February 17, 2016
The Assessment marks the first time ever that scientific experts have assessed the current knowledge on the biological, chemical, economic, physical and social aspects from an integrated, overall perspective. Steered by the 22 member Group of Experts of the Regular Process, the scientists selected from the Pool of Experts, comprised of some 600 members from all over the globe, have looked at the oceans, their flora and fauna and the ways in which humans are benefitting from, and impacting on the ocean.
In the 55-chapter Assessment, experts on a myriad of disciplines have examined a wide range of issues that affect the oceans’ ecosystems and marine biodiversity, including the impacts of climate change, ice coverage, the frequency of storms, ocean acidification, land-based activities, unsustainable fishing practices, shipping activities, invasive non-native species, offshore hydrocarbon industries and marine debris. And they found that the world’s oceans are in dire shape.
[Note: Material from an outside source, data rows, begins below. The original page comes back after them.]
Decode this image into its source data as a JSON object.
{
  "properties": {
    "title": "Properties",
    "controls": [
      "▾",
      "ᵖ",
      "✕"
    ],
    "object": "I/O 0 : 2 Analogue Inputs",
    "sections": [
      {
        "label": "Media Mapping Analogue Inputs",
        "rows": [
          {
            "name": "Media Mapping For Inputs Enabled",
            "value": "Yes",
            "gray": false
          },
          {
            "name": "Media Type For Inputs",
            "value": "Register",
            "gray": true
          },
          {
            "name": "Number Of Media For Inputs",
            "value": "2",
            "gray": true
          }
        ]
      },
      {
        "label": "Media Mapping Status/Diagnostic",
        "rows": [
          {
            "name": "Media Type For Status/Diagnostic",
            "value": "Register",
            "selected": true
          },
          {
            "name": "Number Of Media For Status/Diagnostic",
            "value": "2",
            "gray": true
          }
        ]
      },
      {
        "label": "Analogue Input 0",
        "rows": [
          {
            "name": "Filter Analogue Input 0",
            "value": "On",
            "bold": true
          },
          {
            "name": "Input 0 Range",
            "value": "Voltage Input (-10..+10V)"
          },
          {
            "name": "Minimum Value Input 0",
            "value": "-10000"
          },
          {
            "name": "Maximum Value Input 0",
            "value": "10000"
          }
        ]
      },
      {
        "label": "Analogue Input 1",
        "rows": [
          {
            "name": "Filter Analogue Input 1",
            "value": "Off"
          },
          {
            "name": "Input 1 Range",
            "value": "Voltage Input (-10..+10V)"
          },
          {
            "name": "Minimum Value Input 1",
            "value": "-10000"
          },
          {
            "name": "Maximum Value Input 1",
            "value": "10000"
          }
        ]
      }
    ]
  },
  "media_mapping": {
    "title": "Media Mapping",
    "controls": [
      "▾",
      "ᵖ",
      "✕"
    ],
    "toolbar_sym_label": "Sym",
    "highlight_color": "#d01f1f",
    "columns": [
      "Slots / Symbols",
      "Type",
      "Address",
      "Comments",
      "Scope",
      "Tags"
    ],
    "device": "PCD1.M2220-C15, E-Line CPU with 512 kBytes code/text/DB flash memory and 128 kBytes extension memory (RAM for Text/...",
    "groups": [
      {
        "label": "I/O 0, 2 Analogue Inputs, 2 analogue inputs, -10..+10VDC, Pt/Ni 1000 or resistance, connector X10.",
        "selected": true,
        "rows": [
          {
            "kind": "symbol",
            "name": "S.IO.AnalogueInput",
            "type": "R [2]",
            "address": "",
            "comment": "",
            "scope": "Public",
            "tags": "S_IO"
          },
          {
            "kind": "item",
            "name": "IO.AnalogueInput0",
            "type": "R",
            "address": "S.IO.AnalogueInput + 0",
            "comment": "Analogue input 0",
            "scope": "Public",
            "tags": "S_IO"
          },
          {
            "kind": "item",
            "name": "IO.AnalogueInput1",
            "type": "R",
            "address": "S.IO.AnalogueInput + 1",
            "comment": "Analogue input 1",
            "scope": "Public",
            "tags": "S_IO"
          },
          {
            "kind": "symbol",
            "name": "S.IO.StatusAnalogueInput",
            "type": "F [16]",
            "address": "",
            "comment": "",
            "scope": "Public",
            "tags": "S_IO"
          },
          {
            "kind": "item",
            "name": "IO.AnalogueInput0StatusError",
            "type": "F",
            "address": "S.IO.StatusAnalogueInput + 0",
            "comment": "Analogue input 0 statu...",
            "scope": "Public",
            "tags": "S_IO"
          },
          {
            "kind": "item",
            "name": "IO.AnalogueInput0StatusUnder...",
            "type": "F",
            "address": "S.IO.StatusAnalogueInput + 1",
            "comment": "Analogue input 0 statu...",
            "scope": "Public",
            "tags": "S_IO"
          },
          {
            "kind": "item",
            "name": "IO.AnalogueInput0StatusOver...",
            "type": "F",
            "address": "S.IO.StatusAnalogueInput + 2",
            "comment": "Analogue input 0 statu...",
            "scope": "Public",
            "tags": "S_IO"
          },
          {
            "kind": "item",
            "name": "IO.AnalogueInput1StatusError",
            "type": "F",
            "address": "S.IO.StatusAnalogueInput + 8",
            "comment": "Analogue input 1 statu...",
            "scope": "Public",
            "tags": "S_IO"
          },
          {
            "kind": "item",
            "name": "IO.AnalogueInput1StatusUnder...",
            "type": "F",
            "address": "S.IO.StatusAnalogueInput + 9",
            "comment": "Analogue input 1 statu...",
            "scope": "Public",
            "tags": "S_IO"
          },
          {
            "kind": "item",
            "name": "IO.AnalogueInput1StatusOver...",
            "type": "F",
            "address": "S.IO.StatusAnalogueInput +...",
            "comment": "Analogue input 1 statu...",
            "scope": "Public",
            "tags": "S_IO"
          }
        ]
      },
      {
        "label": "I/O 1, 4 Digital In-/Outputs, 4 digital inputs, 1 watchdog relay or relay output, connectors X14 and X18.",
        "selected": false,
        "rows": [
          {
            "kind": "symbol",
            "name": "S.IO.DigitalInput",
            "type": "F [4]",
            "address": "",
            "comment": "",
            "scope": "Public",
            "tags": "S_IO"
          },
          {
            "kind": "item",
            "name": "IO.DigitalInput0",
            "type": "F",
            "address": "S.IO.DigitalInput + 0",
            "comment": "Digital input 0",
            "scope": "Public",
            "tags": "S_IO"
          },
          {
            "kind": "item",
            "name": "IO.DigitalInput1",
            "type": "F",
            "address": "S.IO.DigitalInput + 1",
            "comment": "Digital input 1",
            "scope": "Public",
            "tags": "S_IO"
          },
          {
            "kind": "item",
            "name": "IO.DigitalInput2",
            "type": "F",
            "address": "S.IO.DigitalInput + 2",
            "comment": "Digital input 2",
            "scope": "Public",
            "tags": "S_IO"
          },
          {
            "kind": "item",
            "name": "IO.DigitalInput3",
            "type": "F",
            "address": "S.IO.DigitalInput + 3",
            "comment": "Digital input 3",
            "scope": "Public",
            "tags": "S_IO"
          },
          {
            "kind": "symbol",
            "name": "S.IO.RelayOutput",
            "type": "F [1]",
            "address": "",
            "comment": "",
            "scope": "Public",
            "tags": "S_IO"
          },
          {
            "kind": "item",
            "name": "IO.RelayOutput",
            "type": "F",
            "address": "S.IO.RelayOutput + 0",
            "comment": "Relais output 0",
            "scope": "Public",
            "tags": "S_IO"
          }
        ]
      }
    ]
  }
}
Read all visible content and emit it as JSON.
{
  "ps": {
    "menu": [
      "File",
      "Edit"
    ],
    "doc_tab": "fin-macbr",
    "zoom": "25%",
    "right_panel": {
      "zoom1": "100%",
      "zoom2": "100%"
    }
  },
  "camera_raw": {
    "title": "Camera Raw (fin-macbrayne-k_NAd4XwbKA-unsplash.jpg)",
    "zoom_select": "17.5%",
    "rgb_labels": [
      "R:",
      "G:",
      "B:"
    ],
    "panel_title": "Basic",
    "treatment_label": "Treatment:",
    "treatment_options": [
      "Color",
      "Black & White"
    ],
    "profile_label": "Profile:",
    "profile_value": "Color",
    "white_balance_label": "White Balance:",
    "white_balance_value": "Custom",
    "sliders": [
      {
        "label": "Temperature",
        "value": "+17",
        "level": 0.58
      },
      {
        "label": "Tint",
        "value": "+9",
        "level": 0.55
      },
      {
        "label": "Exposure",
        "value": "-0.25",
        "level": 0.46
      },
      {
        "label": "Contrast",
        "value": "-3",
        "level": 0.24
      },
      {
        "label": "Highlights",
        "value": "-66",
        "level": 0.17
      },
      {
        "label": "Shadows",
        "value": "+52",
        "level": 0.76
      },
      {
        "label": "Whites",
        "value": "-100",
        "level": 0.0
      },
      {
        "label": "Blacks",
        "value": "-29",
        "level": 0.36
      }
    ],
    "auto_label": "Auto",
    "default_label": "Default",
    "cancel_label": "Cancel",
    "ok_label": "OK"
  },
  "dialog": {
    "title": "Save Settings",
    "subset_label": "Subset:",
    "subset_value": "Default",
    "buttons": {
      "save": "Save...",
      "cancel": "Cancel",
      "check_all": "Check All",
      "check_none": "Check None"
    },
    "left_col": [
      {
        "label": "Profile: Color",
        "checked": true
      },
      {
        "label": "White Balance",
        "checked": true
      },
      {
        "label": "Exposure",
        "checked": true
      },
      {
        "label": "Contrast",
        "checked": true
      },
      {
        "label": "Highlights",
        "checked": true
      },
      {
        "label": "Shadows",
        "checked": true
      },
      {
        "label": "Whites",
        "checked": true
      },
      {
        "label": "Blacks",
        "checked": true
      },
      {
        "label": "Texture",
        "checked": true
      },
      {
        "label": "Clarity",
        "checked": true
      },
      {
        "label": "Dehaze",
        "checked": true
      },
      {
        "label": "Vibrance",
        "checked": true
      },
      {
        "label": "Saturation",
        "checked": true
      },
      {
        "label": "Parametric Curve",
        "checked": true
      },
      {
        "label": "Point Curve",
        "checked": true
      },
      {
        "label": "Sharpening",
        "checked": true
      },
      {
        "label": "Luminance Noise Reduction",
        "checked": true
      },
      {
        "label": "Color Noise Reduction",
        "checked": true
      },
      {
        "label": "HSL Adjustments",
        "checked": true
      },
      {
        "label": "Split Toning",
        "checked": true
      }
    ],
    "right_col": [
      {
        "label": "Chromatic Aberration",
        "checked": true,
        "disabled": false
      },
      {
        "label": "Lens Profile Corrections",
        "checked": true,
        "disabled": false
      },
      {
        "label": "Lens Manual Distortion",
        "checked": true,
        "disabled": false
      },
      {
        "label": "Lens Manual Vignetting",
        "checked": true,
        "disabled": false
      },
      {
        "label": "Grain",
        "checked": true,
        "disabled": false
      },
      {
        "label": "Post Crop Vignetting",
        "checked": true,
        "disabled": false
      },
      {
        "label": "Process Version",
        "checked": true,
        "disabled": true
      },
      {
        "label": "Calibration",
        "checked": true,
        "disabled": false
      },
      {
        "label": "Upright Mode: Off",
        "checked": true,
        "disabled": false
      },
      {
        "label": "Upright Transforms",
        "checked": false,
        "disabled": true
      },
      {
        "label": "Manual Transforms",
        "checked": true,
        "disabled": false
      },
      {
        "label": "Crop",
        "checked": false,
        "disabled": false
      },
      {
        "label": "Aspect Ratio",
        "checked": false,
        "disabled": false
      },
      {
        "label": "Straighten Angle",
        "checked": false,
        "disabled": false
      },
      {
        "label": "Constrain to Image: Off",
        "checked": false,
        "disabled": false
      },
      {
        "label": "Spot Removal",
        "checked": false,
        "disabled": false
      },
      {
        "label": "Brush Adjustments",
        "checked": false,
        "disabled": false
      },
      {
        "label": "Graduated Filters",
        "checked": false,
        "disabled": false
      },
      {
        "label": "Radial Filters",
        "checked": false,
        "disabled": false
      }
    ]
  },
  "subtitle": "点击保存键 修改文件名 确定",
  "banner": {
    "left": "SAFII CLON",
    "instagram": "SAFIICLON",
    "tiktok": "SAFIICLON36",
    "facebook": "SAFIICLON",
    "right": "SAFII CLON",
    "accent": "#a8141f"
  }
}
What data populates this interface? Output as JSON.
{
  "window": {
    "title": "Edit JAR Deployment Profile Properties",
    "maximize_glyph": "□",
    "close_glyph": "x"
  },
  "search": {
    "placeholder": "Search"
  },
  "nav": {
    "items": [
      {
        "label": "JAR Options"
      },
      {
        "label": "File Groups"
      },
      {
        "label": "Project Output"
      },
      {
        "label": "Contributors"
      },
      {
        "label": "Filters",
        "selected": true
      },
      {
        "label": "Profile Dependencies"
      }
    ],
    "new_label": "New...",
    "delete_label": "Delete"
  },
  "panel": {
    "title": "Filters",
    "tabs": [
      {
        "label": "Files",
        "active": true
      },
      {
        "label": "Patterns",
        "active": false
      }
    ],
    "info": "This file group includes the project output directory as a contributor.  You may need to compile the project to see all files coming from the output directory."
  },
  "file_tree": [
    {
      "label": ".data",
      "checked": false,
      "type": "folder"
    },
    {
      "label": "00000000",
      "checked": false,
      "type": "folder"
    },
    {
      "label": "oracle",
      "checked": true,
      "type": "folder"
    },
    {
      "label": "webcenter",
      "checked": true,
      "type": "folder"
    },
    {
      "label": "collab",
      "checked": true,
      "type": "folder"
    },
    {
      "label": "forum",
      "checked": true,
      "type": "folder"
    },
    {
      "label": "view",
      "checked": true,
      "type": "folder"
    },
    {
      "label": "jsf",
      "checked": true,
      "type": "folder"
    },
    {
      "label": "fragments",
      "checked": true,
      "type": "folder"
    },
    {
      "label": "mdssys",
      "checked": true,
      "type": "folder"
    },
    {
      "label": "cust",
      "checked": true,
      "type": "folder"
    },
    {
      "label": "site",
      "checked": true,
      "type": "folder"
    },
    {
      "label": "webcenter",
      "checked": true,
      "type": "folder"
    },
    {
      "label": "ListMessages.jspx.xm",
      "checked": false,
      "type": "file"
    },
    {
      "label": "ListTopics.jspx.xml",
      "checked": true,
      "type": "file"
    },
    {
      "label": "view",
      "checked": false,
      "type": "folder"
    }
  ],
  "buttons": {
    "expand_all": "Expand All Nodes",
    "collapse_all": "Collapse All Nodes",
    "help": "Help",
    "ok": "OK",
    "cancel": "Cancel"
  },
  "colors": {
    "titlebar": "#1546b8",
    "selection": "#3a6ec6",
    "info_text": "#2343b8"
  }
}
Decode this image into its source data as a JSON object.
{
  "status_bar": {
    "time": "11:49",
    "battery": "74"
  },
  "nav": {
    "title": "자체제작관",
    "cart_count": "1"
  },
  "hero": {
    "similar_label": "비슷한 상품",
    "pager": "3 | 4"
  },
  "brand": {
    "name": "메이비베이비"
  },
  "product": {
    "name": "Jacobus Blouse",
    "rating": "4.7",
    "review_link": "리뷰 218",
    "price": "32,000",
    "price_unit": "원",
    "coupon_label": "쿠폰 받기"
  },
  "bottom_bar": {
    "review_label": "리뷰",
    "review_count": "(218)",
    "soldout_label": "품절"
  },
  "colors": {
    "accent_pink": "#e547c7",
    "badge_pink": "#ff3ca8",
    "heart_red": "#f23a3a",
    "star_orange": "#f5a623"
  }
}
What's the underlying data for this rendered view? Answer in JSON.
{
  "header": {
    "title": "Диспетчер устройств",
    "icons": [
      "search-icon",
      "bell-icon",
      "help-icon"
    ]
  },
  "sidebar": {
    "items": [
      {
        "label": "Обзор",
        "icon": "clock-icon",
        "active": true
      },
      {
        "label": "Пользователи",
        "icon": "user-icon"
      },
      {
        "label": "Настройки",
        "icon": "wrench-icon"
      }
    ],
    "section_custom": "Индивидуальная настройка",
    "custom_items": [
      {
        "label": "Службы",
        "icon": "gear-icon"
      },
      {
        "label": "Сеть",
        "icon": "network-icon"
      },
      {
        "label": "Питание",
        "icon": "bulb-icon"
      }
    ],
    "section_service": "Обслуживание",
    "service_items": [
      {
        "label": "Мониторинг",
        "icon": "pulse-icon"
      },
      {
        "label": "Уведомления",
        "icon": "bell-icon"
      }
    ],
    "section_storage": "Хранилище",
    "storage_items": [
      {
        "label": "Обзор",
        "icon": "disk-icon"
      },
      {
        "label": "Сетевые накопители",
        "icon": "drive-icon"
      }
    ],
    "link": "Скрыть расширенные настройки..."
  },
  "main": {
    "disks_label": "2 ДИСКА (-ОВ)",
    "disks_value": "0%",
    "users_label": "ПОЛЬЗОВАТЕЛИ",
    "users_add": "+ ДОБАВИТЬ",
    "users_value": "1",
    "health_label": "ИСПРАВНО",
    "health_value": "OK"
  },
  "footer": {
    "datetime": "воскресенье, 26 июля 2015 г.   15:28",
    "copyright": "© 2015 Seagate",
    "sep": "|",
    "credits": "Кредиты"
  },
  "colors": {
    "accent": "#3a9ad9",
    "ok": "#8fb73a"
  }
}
According to the Joint Coordinators of the Group of Experts that led the preparation of the Assessment, Alan Simcock (United Kingdom) and Lorna Inniss (Barbados), “The ocean is a very complex system, and its sustainable management requires us to keep our eye on many aspects simultaneously. There are many gaps in our knowledge of the ocean, in the world-wide capacities to apply it and in the related capacity-building, but solutions exist for many problems, and some have already been implemented in various parts of the world.”
Picture: Wulf Koehler